→ Problem statement: Scan the entries that follow for the word "flag", then report every line in which it appears.
BEGIN Dataset
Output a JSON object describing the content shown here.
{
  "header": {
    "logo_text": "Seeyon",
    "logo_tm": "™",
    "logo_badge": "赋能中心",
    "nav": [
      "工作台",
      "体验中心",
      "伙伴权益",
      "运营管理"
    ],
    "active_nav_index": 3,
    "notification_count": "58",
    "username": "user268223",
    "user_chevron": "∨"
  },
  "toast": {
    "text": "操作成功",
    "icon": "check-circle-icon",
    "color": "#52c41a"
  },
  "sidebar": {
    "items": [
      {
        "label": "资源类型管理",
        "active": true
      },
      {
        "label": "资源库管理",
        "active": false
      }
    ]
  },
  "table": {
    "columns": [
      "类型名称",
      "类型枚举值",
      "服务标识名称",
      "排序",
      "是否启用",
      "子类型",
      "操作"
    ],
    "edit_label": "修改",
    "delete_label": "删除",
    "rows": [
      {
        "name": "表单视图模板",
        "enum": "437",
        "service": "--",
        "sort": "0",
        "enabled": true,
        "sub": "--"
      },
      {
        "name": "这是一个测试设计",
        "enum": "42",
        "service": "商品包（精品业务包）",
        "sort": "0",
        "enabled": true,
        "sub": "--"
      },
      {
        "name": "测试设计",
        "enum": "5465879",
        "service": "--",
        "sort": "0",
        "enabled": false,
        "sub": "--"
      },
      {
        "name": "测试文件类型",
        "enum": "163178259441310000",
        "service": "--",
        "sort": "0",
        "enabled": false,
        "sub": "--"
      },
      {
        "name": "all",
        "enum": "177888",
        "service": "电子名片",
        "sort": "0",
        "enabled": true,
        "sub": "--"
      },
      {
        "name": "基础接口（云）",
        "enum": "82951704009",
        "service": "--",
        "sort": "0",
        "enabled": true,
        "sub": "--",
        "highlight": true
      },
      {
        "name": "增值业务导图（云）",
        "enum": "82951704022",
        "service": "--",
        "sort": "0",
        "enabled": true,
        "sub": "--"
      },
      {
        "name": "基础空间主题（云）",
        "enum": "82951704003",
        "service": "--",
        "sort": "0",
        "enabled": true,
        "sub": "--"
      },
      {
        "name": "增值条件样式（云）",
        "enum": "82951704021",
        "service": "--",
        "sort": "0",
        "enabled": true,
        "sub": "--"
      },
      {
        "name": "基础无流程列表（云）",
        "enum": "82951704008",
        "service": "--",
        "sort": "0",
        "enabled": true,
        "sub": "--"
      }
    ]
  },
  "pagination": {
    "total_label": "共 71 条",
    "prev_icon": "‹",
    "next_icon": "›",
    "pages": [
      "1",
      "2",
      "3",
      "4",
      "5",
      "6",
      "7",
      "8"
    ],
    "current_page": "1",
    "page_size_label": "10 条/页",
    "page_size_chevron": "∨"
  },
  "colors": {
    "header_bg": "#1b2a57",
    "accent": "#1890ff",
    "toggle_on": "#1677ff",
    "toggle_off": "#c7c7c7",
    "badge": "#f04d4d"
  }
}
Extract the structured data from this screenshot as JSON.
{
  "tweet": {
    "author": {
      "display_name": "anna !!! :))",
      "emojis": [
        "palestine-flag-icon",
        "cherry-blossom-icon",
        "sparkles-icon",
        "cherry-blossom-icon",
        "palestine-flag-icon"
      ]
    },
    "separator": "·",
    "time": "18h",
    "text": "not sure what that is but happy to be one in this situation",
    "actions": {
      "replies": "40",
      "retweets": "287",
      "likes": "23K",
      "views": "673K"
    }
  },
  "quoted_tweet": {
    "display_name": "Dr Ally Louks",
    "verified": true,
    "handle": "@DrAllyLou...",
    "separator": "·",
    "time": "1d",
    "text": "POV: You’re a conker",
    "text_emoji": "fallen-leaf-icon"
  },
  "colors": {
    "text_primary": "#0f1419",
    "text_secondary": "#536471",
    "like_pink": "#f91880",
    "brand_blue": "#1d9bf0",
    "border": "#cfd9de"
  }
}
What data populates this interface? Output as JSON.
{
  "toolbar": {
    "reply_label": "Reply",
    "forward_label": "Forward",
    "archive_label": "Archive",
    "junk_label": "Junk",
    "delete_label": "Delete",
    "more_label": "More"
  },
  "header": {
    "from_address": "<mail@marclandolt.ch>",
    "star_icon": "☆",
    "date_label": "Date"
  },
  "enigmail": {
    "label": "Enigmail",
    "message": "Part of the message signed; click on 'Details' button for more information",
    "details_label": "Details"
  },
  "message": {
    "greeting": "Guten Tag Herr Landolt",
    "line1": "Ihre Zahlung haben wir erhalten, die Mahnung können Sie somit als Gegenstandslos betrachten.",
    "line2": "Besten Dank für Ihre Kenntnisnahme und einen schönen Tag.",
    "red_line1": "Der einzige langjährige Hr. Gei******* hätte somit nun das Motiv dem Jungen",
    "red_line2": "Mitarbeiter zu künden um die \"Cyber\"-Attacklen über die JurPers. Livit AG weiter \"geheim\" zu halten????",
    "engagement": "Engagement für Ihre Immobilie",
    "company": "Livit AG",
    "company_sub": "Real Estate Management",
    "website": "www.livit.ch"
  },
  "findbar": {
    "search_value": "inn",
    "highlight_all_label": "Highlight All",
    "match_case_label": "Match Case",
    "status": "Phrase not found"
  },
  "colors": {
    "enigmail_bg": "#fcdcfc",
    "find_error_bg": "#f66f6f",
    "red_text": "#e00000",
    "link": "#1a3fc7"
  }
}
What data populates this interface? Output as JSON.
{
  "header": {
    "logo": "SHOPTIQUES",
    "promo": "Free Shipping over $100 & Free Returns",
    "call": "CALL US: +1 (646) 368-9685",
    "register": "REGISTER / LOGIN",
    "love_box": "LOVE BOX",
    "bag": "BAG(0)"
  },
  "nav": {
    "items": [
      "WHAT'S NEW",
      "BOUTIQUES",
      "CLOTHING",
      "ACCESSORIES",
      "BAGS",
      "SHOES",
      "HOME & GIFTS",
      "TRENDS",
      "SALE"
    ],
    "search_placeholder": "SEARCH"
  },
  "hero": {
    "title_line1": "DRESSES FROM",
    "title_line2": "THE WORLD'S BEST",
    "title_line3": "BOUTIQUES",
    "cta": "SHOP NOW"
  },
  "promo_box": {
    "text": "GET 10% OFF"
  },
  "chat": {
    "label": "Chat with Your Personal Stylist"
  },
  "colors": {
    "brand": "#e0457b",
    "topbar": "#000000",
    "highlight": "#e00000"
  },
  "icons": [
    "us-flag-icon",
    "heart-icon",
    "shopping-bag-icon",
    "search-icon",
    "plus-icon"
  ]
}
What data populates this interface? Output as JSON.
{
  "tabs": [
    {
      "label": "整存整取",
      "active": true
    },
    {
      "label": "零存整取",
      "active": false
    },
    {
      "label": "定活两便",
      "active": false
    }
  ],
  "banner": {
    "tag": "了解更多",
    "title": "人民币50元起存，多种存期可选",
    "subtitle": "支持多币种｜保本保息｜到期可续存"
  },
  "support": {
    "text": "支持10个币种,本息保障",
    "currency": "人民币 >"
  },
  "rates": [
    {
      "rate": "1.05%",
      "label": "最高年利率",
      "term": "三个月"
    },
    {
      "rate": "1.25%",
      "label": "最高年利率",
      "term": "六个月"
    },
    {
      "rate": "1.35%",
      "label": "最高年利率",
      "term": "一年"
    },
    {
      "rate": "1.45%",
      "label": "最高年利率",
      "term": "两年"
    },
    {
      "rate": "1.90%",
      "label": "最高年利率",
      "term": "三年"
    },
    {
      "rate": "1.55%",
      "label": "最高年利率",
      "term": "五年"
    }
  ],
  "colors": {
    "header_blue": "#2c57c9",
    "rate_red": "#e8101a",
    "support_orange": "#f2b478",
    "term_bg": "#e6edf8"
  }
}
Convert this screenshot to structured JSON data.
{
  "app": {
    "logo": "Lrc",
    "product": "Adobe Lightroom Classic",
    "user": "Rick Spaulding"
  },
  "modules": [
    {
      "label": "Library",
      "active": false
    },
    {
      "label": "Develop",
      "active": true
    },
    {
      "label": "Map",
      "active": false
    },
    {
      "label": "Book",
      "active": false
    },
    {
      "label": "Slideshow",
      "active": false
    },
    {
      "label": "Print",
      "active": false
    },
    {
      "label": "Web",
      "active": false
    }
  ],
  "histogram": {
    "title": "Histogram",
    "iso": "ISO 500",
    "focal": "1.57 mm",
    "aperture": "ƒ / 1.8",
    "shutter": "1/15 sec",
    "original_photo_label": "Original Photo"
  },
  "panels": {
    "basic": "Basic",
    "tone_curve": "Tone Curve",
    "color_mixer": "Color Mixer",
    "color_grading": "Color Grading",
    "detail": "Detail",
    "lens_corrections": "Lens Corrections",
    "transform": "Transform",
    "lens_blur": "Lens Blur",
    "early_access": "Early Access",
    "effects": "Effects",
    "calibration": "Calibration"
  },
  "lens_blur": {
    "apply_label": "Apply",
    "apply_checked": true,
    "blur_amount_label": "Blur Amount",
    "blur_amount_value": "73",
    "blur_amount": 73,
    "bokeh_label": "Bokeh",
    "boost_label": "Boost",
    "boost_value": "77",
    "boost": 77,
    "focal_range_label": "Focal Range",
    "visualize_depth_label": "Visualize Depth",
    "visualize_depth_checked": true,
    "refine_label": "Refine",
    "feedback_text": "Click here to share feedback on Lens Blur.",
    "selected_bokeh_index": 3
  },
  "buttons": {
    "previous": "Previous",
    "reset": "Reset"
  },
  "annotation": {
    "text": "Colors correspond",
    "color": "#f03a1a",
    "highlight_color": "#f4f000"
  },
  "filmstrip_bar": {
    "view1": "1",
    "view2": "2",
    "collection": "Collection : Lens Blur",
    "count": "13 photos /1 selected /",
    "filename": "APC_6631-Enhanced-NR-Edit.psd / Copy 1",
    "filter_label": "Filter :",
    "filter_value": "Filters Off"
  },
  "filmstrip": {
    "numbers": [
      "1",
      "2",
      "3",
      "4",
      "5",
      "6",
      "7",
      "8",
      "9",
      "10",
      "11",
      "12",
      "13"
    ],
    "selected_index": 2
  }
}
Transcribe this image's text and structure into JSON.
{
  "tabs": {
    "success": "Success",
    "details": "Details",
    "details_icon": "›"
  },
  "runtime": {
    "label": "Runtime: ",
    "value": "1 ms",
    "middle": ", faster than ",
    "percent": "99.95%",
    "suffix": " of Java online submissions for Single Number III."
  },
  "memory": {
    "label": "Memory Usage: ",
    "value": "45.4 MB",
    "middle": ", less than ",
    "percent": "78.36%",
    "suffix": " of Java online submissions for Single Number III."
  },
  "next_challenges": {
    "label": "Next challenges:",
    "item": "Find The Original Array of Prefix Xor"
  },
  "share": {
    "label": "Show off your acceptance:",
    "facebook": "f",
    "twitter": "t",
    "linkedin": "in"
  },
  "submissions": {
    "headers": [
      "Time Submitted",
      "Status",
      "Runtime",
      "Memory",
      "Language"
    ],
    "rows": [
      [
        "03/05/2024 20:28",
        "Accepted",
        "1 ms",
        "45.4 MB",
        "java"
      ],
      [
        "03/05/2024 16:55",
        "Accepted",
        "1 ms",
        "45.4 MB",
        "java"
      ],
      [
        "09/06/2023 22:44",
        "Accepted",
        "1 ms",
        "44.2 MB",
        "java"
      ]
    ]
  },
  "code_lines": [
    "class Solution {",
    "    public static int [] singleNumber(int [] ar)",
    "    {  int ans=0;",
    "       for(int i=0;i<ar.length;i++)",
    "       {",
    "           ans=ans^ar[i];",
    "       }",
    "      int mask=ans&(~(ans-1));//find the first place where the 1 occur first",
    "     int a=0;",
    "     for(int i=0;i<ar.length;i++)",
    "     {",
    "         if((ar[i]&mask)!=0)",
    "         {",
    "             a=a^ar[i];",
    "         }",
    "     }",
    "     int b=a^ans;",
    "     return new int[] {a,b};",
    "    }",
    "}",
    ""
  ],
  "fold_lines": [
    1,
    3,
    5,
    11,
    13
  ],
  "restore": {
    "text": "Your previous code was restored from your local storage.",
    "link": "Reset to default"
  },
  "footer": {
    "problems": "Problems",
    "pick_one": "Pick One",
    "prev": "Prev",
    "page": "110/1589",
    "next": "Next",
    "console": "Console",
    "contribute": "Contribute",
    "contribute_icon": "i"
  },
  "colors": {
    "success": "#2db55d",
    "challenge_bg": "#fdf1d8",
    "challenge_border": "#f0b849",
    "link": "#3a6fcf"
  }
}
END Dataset
→ Completed task:
        "palestine-flag-icon",
        "palestine-flag-icon"
    "us-flag-icon",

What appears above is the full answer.